Would you count the lines in the material below that include the string "icon"? Only the number is needed.

[Start of section]

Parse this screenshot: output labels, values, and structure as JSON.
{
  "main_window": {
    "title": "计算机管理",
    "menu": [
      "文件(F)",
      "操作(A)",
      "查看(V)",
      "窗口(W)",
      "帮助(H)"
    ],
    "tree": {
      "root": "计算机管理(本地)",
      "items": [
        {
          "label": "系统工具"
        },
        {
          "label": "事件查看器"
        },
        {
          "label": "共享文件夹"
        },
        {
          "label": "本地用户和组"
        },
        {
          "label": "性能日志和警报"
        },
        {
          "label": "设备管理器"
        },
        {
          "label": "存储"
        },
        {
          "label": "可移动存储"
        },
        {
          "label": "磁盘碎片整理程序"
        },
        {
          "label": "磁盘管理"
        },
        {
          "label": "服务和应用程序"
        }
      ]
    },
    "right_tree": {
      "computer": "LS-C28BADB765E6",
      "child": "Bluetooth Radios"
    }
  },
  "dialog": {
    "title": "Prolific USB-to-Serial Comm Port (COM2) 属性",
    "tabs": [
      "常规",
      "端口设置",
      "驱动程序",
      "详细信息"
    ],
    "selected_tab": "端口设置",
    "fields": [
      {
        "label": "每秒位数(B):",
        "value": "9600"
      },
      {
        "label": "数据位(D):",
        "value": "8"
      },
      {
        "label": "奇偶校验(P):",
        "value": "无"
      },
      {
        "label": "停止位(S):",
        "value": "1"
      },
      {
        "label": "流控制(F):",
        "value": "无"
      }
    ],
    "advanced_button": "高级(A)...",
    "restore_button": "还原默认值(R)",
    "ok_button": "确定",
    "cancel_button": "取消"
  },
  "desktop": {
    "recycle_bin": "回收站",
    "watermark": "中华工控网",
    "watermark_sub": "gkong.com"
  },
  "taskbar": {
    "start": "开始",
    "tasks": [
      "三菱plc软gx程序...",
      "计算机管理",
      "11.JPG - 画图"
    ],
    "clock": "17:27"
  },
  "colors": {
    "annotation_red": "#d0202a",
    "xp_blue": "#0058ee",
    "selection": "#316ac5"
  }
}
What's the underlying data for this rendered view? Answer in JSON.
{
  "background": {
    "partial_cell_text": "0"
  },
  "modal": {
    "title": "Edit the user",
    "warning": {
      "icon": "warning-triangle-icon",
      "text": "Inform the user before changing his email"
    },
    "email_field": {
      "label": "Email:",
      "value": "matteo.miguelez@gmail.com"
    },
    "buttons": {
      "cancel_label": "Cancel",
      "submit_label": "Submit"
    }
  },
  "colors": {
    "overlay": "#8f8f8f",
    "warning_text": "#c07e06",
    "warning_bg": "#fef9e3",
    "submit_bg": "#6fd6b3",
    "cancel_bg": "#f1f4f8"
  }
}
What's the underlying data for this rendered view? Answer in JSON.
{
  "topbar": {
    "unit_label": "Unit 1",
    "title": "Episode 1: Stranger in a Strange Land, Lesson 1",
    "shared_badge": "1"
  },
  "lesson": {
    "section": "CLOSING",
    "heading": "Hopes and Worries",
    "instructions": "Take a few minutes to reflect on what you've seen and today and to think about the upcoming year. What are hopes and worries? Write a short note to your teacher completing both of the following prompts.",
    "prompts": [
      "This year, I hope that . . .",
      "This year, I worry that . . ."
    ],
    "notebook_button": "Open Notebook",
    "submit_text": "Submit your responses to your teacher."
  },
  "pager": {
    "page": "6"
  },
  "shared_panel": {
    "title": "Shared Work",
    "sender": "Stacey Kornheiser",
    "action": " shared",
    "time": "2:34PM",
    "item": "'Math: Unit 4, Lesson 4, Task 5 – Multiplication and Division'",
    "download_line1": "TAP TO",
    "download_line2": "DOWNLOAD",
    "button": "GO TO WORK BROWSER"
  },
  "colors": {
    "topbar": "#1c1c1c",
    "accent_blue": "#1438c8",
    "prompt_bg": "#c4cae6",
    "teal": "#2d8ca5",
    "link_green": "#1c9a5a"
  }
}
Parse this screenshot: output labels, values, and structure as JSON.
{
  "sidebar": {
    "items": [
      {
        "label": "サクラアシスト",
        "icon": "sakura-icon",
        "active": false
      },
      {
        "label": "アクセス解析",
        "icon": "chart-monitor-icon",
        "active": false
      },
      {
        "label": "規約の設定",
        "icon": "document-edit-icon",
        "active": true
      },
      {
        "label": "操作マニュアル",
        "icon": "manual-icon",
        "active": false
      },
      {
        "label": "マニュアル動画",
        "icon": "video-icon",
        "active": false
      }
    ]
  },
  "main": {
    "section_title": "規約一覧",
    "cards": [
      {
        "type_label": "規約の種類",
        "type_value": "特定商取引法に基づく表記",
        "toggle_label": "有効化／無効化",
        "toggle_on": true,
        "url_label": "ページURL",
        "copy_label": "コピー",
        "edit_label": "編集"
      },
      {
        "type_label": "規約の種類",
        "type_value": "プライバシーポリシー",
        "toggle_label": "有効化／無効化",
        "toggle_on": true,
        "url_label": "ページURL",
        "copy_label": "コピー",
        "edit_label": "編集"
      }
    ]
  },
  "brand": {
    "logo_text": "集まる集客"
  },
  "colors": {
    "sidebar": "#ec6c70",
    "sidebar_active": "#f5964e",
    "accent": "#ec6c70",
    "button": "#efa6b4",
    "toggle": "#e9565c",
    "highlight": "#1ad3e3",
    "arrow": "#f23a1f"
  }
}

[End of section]

Written solution> 6